The mosquitoes were collected from traps placed in mosquito zone 13, the North Fountain Park neighborhood and sent to the Texas Department of State Health Services.
The traps are a part of the Wichita Falls-Wichita County Public Health District’s routine mosquito surveillance program.
The Health District said only some mosquito species that are present in Wichita County have the capability of spreading diseases such as Saint Louis Encephalitis, and most are just considered a nuisance.
At this time, the Public Health District has not received any reports of a positive human case of Saint Louis Encephalitis this season. Even so, if you experience flu-like symptoms following a mosquito bite, you’re asked to contact your healthcare provider.
Saint Louis Encephalitis can be transmitted to humans by mosquitoes. Learn more about the symptoms and treatment here.
However, anyone can reduce their risk of being infected by following the Four D’s:

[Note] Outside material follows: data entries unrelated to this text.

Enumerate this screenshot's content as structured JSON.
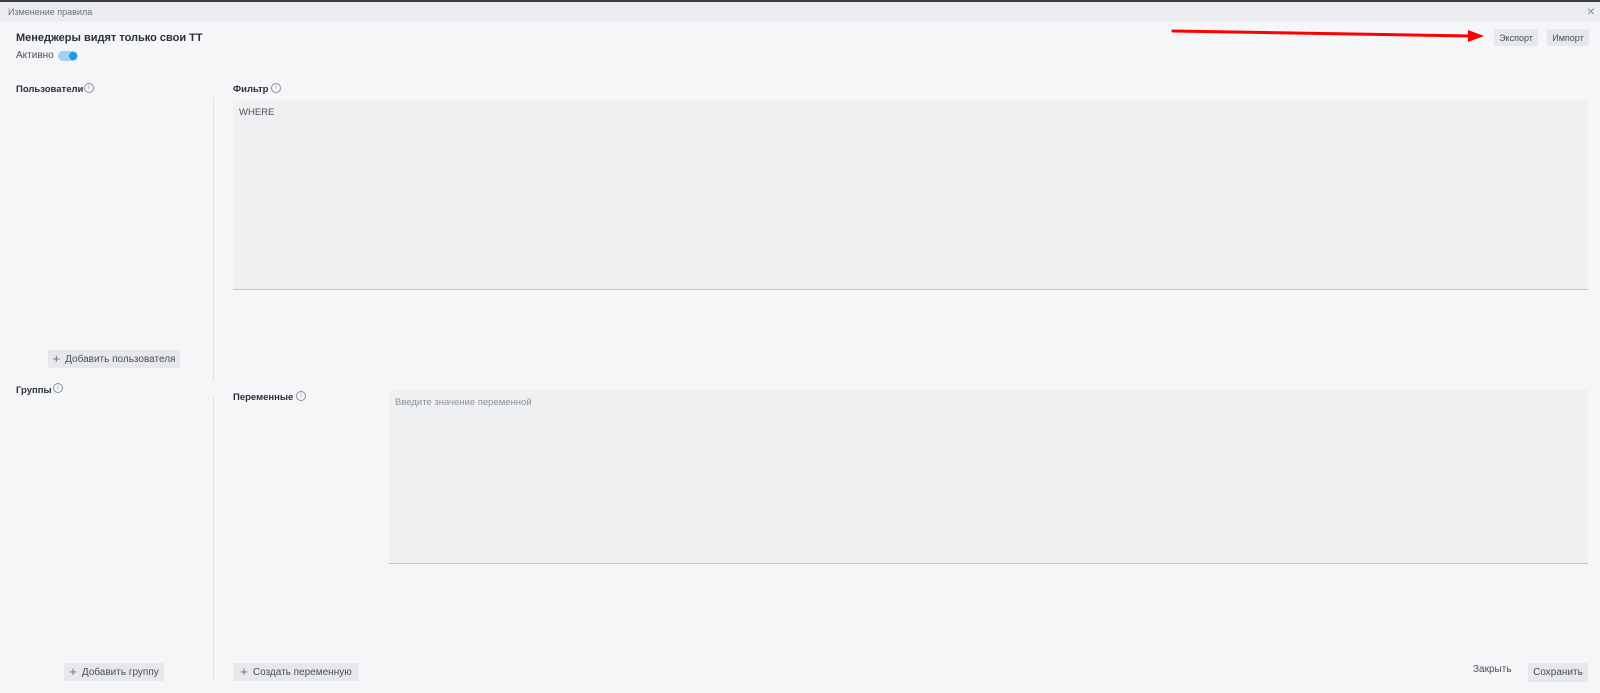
{
  "window": {
    "title": "Изменение правила"
  },
  "rule": {
    "name": "Менеджеры видят только свои ТТ",
    "active_label": "Активно",
    "active": true
  },
  "toolbar": {
    "export_label": "Экспорт",
    "import_label": "Импорт"
  },
  "users": {
    "label": "Пользователи",
    "add_label": "Добавить пользователя"
  },
  "groups": {
    "label": "Группы",
    "add_label": "Добавить группу"
  },
  "filter": {
    "label": "Фильтр",
    "value": "WHERE"
  },
  "variables": {
    "label": "Переменные",
    "placeholder": "Введите значение переменной",
    "create_label": "Создать переменную"
  },
  "footer": {
    "close_label": "Закрыть",
    "save_label": "Сохранить"
  },
  "annotation": {
    "arrow_color": "#ff0000"
  },
  "colors": {
    "accent": "#1e96e6",
    "toggle_track": "#9fd3f5"
  }
}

Dump/Drain: Be sure to dump or drain and wipe the sides of containers (such as pet bowls, rain barrels, children’s toys, tarps, etc.) that hold water.
As we transition seasons, there are some additional considerations citizens should take:

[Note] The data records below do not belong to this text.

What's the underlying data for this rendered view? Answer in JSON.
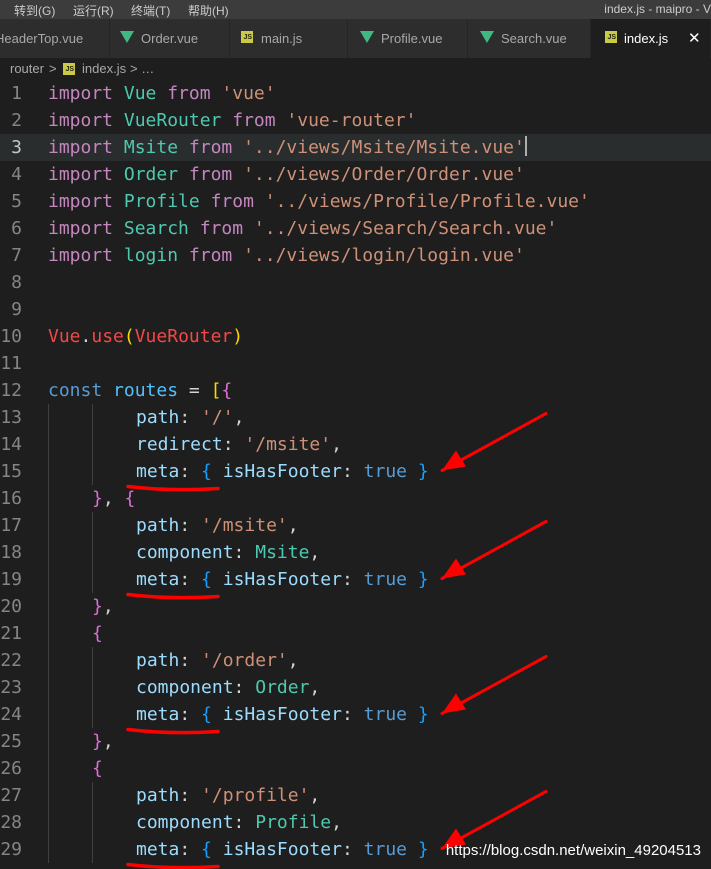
{
  "menu": {
    "items": [
      "转到(G)",
      "运行(R)",
      "终端(T)",
      "帮助(H)"
    ],
    "window_title": "index.js - maipro - V"
  },
  "tabs": [
    {
      "label": "HeaderTop.vue",
      "icon": "vue-icon"
    },
    {
      "label": "Order.vue",
      "icon": "vue-icon"
    },
    {
      "label": "main.js",
      "icon": "js-icon"
    },
    {
      "label": "Profile.vue",
      "icon": "vue-icon"
    },
    {
      "label": "Search.vue",
      "icon": "vue-icon"
    },
    {
      "label": "index.js",
      "icon": "js-icon",
      "active": true,
      "close": "✕"
    }
  ],
  "breadcrumb": {
    "folder": "router",
    "sep": ">",
    "file": "index.js",
    "tail": "> …",
    "file_icon": "JS"
  },
  "editor": {
    "current_line": 3,
    "lines": [
      {
        "n": "1",
        "tokens": [
          [
            "keyword",
            "import "
          ],
          [
            "class",
            "Vue "
          ],
          [
            "keyword",
            "from "
          ],
          [
            "string",
            "'vue'"
          ]
        ]
      },
      {
        "n": "2",
        "tokens": [
          [
            "keyword",
            "import "
          ],
          [
            "class",
            "VueRouter "
          ],
          [
            "keyword",
            "from "
          ],
          [
            "string",
            "'vue-router'"
          ]
        ]
      },
      {
        "n": "3",
        "tokens": [
          [
            "keyword",
            "import "
          ],
          [
            "class",
            "Msite "
          ],
          [
            "keyword",
            "from "
          ],
          [
            "string",
            "'../views/Msite/Msite.vue'"
          ]
        ]
      },
      {
        "n": "4",
        "tokens": [
          [
            "keyword",
            "import "
          ],
          [
            "class",
            "Order "
          ],
          [
            "keyword",
            "from "
          ],
          [
            "string",
            "'../views/Order/Order.vue'"
          ]
        ]
      },
      {
        "n": "5",
        "tokens": [
          [
            "keyword",
            "import "
          ],
          [
            "class",
            "Profile "
          ],
          [
            "keyword",
            "from "
          ],
          [
            "string",
            "'../views/Profile/Profile.vue'"
          ]
        ]
      },
      {
        "n": "6",
        "tokens": [
          [
            "keyword",
            "import "
          ],
          [
            "class",
            "Search "
          ],
          [
            "keyword",
            "from "
          ],
          [
            "string",
            "'../views/Search/Search.vue'"
          ]
        ]
      },
      {
        "n": "7",
        "tokens": [
          [
            "keyword",
            "import "
          ],
          [
            "class",
            "login "
          ],
          [
            "keyword",
            "from "
          ],
          [
            "string",
            "'../views/login/login.vue'"
          ]
        ]
      },
      {
        "n": "8",
        "tokens": []
      },
      {
        "n": "9",
        "tokens": []
      },
      {
        "n": "10",
        "tokens": [
          [
            "red",
            "Vue"
          ],
          [
            "punct",
            "."
          ],
          [
            "red",
            "use"
          ],
          [
            "brace",
            "("
          ],
          [
            "red",
            "VueRouter"
          ],
          [
            "brace",
            ")"
          ]
        ]
      },
      {
        "n": "11",
        "tokens": []
      },
      {
        "n": "12",
        "tokens": [
          [
            "decl",
            "const "
          ],
          [
            "var",
            "routes "
          ],
          [
            "punct",
            "= "
          ],
          [
            "brace",
            "["
          ],
          [
            "brace2",
            "{"
          ]
        ]
      },
      {
        "n": "13",
        "indent": 2,
        "tokens": [
          [
            "prop",
            "path"
          ],
          [
            "punct",
            ": "
          ],
          [
            "string",
            "'/'"
          ],
          [
            "punct",
            ","
          ]
        ]
      },
      {
        "n": "14",
        "indent": 2,
        "tokens": [
          [
            "prop",
            "redirect"
          ],
          [
            "punct",
            ": "
          ],
          [
            "string",
            "'/msite'"
          ],
          [
            "punct",
            ","
          ]
        ]
      },
      {
        "n": "15",
        "indent": 2,
        "tokens": [
          [
            "prop",
            "meta"
          ],
          [
            "punct",
            ": "
          ],
          [
            "brace3",
            "{ "
          ],
          [
            "prop",
            "isHasFooter"
          ],
          [
            "punct",
            ": "
          ],
          [
            "bool",
            "true "
          ],
          [
            "brace3",
            "}"
          ]
        ]
      },
      {
        "n": "16",
        "indent": 1,
        "tokens": [
          [
            "brace2",
            "}"
          ],
          [
            "punct",
            ", "
          ],
          [
            "brace2",
            "{"
          ]
        ]
      },
      {
        "n": "17",
        "indent": 2,
        "tokens": [
          [
            "prop",
            "path"
          ],
          [
            "punct",
            ": "
          ],
          [
            "string",
            "'/msite'"
          ],
          [
            "punct",
            ","
          ]
        ]
      },
      {
        "n": "18",
        "indent": 2,
        "tokens": [
          [
            "prop",
            "component"
          ],
          [
            "punct",
            ": "
          ],
          [
            "class",
            "Msite"
          ],
          [
            "punct",
            ","
          ]
        ]
      },
      {
        "n": "19",
        "indent": 2,
        "tokens": [
          [
            "prop",
            "meta"
          ],
          [
            "punct",
            ": "
          ],
          [
            "brace3",
            "{ "
          ],
          [
            "prop",
            "isHasFooter"
          ],
          [
            "punct",
            ": "
          ],
          [
            "bool",
            "true "
          ],
          [
            "brace3",
            "}"
          ]
        ]
      },
      {
        "n": "20",
        "indent": 1,
        "tokens": [
          [
            "brace2",
            "}"
          ],
          [
            "punct",
            ","
          ]
        ]
      },
      {
        "n": "21",
        "indent": 1,
        "tokens": [
          [
            "brace2",
            "{"
          ]
        ]
      },
      {
        "n": "22",
        "indent": 2,
        "tokens": [
          [
            "prop",
            "path"
          ],
          [
            "punct",
            ": "
          ],
          [
            "string",
            "'/order'"
          ],
          [
            "punct",
            ","
          ]
        ]
      },
      {
        "n": "23",
        "indent": 2,
        "tokens": [
          [
            "prop",
            "component"
          ],
          [
            "punct",
            ": "
          ],
          [
            "class",
            "Order"
          ],
          [
            "punct",
            ","
          ]
        ]
      },
      {
        "n": "24",
        "indent": 2,
        "tokens": [
          [
            "prop",
            "meta"
          ],
          [
            "punct",
            ": "
          ],
          [
            "brace3",
            "{ "
          ],
          [
            "prop",
            "isHasFooter"
          ],
          [
            "punct",
            ": "
          ],
          [
            "bool",
            "true "
          ],
          [
            "brace3",
            "}"
          ]
        ]
      },
      {
        "n": "25",
        "indent": 1,
        "tokens": [
          [
            "brace2",
            "}"
          ],
          [
            "punct",
            ","
          ]
        ]
      },
      {
        "n": "26",
        "indent": 1,
        "tokens": [
          [
            "brace2",
            "{"
          ]
        ]
      },
      {
        "n": "27",
        "indent": 2,
        "tokens": [
          [
            "prop",
            "path"
          ],
          [
            "punct",
            ": "
          ],
          [
            "string",
            "'/profile'"
          ],
          [
            "punct",
            ","
          ]
        ]
      },
      {
        "n": "28",
        "indent": 2,
        "tokens": [
          [
            "prop",
            "component"
          ],
          [
            "punct",
            ": "
          ],
          [
            "class",
            "Profile"
          ],
          [
            "punct",
            ","
          ]
        ]
      },
      {
        "n": "29",
        "indent": 2,
        "tokens": [
          [
            "prop",
            "meta"
          ],
          [
            "punct",
            ": "
          ],
          [
            "brace3",
            "{ "
          ],
          [
            "prop",
            "isHasFooter"
          ],
          [
            "punct",
            ": "
          ],
          [
            "bool",
            "true "
          ],
          [
            "brace3",
            "}"
          ]
        ]
      }
    ]
  },
  "annotations": {
    "color": "#ff0000",
    "arrow_lines": [
      15,
      19,
      24,
      29
    ]
  },
  "watermark": "https://blog.csdn.net/weixin_49204513"
}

- When winterizing your swimming pool, consider keeping the water at operational level to allow the pump to circulate keeping the water clear and preventing mosquitoes from breeding. If you drain your swimming pool, make sure to check for puddles in the bottom after rain events.
- Pull covers and tarps tight over swimming pools and boats so that there are no areas where water can pool and breed mosquitoes.
Deet: If you are going outside, wear an EPA-approved insect repellent. Be sure to follow the label instructions on application and reapplication.
Consult your pediatrician about what age it is appropriate to use an insect repellent on young children and what type they recommend.
Dress: Wear long sleeves and long pants if you are going to be outside especially if you are doing an activity that will stir up mosquitoes resting in the grass, such as yard work or outdoor sports.
Dusk/Dawn and all Day: Mosquitoes are generally considered most active at dusk and dawn, so you can try to limit your outdoor activities at those times.
However, you should follow proper mosquito precautions any time you are outdoors, no matter what time of day.
The Health District’s Environmental Health Division will continue its integrated pest management program for mosquito control. This includes continuing to test mosquitoes for Saint Louis Encephalitis Virus and other mosquito-borne diseases, treating standing water, eliminating breeding areas and spraying for adult mosquitoes when weather conditions are favorable.
Citizens can look to see whether their area has been sprayed for mosquitoes recently or if it is in the queue by visiting the City’s interactive mosquito spray map. Information on the map is updated every Tuesday.
To request spraying for mosquitoes, please contact the Health District’s Vector Control unit at (940) 761-7890.
For more information about the Health District’s mosquito abatement program, please visit this site.
This is a developing story. Stick with Texoma’s Homepage for updates as more information becomes available.